> As far as I can tell, the PSVI contains three groups of information:
> 1) Additional data values (defaults). Since this already exists with
> DTDs, it seems any controversy here should have existed before the PSVI
> came to being.
I don't think the controversy was clearly recognized until recently.
The killer for this on DTDs for me was the "non-validating parsers not
obligated to read external subset" clause, which made it downright
dangerous to rely on this behavior.
RELAX's avoidance of this 'feature' was pretty clearly a step forward,
IMHO. It might not be a bad idea to create a simple language that
specifies default values of elements and attributes - and does nothing
else - implemented through XSLT. (I hope someone's done that, but my
memory's failing me now.) That would provide the functionality but also
make clear that it requires a particular application context - both good
> 2) Type information. My guess is that this is where the greatest
> controversy / utility is. On the utility side, it means you can do
> type-aware programming. On the controversy side, it means you can do
> type-aware programming :)
Markup lets you identify types with these funky things called element
and attribute names. You can provide extra information about elements
with attributes, but extra information about attributes - uh, where does
it go? DT4DTD gave it a shot, but I just don't think it works too well.
Using DTDs to identify ID attributes has also been a problem for XSLT.
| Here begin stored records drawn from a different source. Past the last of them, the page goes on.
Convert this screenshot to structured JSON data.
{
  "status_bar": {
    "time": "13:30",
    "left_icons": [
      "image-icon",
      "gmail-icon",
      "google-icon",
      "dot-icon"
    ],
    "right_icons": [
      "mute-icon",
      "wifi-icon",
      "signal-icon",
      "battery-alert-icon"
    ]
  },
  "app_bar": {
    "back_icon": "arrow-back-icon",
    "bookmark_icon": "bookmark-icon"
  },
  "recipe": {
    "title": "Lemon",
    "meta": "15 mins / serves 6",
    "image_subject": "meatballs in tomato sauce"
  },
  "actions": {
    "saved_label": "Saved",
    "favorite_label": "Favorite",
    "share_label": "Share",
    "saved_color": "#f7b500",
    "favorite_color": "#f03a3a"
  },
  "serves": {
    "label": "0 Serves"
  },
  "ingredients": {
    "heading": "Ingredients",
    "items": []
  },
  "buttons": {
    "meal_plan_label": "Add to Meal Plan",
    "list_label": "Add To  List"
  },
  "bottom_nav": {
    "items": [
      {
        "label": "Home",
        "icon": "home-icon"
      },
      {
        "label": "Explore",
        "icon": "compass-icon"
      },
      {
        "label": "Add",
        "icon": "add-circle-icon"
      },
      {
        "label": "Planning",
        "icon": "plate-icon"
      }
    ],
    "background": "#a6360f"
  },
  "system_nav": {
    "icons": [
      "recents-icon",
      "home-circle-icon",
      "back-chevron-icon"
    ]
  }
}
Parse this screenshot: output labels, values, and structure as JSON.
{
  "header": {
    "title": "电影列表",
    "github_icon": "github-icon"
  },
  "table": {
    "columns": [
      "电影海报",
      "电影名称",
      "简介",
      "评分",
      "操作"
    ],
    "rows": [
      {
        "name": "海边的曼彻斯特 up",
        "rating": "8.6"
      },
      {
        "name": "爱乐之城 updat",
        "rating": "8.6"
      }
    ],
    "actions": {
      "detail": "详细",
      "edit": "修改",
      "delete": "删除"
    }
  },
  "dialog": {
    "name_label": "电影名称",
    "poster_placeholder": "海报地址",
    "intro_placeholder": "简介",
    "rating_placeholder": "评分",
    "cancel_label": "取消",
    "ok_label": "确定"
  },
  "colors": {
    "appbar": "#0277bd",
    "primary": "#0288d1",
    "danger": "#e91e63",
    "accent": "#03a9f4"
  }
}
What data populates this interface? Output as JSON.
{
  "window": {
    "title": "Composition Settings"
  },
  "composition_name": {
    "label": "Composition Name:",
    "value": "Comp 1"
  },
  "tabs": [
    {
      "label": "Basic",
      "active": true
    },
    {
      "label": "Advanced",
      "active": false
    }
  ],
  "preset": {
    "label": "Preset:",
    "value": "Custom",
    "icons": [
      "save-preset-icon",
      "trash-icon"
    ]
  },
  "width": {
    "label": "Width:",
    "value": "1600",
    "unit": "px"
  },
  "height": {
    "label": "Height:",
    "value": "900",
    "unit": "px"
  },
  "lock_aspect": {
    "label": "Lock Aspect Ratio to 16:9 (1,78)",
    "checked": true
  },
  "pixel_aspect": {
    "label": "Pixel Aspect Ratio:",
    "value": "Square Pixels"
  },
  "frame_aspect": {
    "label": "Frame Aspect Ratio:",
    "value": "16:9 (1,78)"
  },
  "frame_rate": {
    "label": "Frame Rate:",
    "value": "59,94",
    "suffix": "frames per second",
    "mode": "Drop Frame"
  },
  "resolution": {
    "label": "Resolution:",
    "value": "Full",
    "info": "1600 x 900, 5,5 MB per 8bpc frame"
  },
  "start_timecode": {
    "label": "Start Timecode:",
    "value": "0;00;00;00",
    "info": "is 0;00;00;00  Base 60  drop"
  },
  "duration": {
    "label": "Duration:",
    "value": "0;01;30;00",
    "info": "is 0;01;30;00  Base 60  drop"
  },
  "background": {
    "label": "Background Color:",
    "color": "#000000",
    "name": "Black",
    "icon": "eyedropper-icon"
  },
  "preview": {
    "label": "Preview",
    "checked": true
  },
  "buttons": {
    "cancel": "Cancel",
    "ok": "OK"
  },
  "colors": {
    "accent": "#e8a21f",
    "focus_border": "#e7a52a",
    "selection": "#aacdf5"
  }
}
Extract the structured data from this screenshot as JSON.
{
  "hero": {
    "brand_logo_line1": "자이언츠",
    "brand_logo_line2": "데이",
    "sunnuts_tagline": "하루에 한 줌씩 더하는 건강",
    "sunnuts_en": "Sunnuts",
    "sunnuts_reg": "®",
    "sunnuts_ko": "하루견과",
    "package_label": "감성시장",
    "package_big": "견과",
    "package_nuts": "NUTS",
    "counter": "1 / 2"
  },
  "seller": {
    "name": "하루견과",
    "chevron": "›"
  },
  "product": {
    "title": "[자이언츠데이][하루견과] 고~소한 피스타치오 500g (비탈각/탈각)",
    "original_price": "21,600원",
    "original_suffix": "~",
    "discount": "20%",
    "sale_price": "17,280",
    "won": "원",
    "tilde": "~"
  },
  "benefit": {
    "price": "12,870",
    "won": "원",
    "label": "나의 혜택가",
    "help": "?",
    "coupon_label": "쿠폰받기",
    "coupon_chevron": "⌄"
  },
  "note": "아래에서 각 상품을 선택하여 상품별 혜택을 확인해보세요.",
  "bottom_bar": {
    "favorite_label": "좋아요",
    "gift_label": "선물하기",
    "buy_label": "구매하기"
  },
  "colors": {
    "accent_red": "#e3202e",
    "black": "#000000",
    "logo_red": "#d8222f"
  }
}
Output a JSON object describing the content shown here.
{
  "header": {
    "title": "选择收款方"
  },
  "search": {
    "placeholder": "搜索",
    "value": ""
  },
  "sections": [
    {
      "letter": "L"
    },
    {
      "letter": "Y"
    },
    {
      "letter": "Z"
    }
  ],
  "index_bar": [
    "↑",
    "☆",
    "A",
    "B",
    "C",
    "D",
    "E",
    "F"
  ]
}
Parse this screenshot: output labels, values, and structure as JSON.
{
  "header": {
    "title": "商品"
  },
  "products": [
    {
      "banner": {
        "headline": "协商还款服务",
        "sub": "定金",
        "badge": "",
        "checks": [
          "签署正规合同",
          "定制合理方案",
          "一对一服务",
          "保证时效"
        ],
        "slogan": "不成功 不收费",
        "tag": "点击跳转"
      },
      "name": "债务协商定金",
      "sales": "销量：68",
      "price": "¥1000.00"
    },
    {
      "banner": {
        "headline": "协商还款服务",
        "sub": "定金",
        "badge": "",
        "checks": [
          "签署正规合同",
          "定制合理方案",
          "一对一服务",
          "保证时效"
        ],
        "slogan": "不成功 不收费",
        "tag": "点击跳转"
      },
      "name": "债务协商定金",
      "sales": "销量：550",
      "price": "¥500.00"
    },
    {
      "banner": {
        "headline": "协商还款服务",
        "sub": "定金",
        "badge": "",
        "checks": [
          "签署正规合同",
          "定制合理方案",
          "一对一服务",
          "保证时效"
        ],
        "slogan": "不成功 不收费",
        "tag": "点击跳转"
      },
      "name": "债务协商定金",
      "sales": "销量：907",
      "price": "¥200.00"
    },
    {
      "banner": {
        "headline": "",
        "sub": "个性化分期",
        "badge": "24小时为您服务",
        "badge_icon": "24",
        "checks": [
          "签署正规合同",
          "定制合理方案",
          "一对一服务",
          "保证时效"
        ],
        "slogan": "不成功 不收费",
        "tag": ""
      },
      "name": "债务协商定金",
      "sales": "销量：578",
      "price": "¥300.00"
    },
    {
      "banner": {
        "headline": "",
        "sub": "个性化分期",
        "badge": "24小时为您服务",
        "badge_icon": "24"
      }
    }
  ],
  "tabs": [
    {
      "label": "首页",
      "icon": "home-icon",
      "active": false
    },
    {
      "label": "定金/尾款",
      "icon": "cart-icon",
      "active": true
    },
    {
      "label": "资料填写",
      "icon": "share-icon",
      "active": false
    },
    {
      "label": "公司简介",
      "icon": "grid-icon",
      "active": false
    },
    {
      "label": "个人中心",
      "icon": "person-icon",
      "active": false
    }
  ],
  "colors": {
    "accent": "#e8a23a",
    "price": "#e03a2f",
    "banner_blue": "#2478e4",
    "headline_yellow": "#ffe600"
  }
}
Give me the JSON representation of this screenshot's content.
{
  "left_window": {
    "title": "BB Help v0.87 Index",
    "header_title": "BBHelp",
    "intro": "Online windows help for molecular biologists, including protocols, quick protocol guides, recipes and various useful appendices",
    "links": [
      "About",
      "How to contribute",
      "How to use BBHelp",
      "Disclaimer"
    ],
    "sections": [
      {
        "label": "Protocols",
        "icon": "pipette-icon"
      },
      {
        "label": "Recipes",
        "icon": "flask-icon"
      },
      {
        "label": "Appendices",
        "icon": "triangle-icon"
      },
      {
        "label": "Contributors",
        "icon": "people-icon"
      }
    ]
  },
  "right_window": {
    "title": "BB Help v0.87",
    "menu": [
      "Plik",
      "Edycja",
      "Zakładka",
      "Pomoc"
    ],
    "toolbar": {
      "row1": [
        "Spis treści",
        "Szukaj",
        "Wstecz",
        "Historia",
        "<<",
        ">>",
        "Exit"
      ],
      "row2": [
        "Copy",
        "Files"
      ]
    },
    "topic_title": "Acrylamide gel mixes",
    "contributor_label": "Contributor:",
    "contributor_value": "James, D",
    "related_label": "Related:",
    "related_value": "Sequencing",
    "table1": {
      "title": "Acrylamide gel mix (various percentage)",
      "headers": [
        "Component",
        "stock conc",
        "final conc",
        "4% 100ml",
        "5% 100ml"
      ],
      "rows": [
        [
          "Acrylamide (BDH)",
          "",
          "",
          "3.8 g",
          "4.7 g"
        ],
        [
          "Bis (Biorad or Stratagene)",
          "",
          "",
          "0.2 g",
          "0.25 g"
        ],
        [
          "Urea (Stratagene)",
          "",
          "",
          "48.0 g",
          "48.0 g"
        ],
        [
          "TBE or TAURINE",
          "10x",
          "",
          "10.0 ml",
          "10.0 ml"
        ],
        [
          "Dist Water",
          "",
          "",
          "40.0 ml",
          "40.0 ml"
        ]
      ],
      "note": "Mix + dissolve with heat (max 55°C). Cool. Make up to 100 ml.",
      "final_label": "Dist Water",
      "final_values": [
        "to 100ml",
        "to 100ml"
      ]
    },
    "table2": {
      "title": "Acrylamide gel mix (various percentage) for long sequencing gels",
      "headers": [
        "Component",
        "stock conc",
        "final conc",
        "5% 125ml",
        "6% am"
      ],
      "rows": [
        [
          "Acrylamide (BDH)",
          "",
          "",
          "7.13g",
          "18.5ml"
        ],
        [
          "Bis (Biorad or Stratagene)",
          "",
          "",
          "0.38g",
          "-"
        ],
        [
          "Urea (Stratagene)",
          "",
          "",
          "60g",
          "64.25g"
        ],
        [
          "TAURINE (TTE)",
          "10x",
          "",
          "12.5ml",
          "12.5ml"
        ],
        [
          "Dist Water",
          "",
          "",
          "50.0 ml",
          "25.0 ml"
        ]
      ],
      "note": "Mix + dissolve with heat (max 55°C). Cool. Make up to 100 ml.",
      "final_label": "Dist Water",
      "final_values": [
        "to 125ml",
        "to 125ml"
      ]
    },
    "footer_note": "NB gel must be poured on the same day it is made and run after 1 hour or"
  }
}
There are lots of people who want to slap their existing typed data into
markup without switching from a OOP or RDBMS notion of types to a
recognition that "element type declarations" are what they say they
are. To me, this suggests these people haven't thought through why
they're using markup in the least, and that seems plain old dangerous.
(Sadly, it's dangerous both to them and to XML - damaging both XML's
reputation and inflicting enormous specs on what was in theory supposed
to make markup _less_ complicated but still powerful.)
> 3) Validation information. Other than wasting space, my guess is that
> virtually everybody will ignore this. It seems that the only people who
> would be interested are a very small group of applications such as
> validators and editors who want to tell the user where their document is
I don't have much trouble with anyone doing yes-no validity, whatever
toolset they choose. Keeping that information around? Error messages
and warnings in attributes seem appropriate.
The more exciting flip-side to this is issues of partial validity. Rick
Jelliffe's pretty convincing on the possibilities of both partial
validity and partial well-formedness, but it's kind of a dark area that
specs don't seem to want to ponder too deeply.
Ring around the content, a pocket full of brackets
Errors, errors, all fall down!